** Opening Provided material block **

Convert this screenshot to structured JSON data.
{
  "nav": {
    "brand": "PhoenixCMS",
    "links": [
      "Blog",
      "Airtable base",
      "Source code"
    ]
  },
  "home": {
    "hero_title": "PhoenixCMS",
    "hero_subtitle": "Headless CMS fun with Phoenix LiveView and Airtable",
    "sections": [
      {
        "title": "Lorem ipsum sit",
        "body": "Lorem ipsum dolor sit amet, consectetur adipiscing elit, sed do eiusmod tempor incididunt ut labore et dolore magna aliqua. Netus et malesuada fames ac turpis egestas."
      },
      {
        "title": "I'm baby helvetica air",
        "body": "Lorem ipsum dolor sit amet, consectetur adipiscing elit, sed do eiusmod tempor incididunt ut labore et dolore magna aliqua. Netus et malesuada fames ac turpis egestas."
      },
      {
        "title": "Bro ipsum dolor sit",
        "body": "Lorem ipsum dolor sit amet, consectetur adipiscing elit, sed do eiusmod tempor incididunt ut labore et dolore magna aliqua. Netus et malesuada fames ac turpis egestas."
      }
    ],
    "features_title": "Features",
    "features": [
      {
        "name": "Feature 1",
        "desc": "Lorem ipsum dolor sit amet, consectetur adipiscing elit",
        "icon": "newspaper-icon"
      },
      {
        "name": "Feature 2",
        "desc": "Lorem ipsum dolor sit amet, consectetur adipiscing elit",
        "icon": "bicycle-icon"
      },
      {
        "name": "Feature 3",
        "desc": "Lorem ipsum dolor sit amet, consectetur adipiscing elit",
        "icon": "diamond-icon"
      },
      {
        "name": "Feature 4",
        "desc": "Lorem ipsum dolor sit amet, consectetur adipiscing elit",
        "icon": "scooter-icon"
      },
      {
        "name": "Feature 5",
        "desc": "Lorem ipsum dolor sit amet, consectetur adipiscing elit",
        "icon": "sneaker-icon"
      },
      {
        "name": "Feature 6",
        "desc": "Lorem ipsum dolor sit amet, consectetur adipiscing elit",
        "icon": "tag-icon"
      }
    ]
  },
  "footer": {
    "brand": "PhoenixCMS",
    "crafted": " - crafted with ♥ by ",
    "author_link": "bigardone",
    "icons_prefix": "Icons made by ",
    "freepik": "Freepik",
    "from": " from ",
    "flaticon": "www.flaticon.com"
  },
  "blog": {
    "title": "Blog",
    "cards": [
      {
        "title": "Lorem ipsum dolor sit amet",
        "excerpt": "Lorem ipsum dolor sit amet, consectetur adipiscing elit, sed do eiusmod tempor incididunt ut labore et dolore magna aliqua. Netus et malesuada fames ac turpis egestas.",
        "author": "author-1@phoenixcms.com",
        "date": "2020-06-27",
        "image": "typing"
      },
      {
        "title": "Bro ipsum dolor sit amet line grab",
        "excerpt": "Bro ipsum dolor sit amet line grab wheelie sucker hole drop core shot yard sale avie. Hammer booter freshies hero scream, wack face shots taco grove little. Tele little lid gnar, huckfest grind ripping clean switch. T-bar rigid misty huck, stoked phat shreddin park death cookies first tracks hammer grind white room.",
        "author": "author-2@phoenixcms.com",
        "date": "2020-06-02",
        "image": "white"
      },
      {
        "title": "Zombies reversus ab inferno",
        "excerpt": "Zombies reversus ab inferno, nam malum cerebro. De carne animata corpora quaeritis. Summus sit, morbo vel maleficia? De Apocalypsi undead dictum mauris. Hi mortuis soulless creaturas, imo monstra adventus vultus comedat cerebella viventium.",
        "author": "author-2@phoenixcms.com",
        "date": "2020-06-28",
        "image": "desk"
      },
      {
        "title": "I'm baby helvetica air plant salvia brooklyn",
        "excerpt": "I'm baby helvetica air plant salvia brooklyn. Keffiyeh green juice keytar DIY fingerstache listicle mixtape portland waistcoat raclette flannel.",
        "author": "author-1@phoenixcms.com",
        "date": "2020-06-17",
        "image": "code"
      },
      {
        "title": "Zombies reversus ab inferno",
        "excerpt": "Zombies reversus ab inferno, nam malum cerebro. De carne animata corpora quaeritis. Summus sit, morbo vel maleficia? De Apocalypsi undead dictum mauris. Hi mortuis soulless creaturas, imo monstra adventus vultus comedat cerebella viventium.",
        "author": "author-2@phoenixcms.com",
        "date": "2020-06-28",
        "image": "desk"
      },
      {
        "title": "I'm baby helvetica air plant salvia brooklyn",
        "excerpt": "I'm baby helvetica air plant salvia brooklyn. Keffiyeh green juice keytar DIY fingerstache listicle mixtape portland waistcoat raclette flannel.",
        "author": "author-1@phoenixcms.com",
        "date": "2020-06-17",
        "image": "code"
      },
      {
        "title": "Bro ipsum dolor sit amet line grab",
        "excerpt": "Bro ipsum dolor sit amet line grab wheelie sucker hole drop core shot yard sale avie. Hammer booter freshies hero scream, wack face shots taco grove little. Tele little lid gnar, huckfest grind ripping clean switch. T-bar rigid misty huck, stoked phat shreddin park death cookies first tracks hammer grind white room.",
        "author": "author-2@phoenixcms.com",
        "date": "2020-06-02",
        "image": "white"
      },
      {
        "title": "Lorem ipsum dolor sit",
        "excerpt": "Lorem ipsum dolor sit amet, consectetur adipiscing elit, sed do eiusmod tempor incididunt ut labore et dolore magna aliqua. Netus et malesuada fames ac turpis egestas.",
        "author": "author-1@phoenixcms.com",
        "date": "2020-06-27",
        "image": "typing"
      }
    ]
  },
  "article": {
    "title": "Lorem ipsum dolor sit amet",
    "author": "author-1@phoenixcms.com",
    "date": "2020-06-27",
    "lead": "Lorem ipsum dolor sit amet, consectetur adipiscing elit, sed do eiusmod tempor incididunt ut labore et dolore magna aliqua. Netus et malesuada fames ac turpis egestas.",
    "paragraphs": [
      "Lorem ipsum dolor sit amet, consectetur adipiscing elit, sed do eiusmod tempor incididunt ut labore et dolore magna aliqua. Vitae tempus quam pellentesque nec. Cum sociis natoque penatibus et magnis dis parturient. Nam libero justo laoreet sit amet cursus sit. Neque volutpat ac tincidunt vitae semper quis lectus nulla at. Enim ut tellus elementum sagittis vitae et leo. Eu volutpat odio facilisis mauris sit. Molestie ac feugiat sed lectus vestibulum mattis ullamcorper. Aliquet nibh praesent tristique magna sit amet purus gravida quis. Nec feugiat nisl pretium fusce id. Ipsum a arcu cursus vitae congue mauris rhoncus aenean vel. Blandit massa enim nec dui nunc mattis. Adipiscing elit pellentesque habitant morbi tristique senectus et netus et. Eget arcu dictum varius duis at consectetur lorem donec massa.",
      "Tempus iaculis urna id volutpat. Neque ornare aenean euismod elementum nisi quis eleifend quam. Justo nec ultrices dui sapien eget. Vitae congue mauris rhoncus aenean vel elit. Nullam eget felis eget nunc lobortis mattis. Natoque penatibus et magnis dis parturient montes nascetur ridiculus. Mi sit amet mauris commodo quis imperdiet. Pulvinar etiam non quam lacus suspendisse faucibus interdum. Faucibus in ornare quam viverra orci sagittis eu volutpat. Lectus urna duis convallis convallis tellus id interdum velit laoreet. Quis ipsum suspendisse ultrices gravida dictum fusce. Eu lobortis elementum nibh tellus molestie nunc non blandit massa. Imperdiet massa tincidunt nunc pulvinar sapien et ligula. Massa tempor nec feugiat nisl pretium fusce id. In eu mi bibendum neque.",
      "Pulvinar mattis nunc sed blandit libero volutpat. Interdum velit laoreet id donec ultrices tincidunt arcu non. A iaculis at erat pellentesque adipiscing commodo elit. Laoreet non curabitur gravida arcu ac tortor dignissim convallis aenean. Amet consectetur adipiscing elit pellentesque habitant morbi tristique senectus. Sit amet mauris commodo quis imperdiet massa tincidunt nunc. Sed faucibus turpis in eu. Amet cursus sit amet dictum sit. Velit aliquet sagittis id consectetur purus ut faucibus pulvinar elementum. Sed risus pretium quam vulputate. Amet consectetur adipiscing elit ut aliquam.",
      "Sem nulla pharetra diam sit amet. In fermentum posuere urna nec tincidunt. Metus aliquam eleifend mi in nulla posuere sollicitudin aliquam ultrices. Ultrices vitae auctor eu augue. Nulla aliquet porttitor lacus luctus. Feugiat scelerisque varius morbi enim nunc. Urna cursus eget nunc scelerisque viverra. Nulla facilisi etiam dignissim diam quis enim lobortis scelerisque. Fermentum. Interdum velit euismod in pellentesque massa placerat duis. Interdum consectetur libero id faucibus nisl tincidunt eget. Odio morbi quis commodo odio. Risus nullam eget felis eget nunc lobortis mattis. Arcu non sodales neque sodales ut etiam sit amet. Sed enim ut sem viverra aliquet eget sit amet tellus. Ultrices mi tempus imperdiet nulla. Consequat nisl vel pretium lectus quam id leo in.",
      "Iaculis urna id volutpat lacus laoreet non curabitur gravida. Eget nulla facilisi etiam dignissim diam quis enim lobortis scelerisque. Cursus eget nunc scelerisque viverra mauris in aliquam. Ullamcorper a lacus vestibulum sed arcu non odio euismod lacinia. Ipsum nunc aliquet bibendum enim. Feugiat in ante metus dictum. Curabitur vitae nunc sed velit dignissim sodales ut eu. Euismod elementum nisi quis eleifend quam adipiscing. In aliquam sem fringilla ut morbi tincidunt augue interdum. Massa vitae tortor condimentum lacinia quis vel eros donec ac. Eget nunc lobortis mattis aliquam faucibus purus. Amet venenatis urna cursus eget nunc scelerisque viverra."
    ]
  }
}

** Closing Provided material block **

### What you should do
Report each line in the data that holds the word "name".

### Answer area
        "name": "Feature 1",
        "name": "Feature 2",
        "name": "Feature 3",
        "name": "Feature 4",
        "name": "Feature 5",
        "name": "Feature 6",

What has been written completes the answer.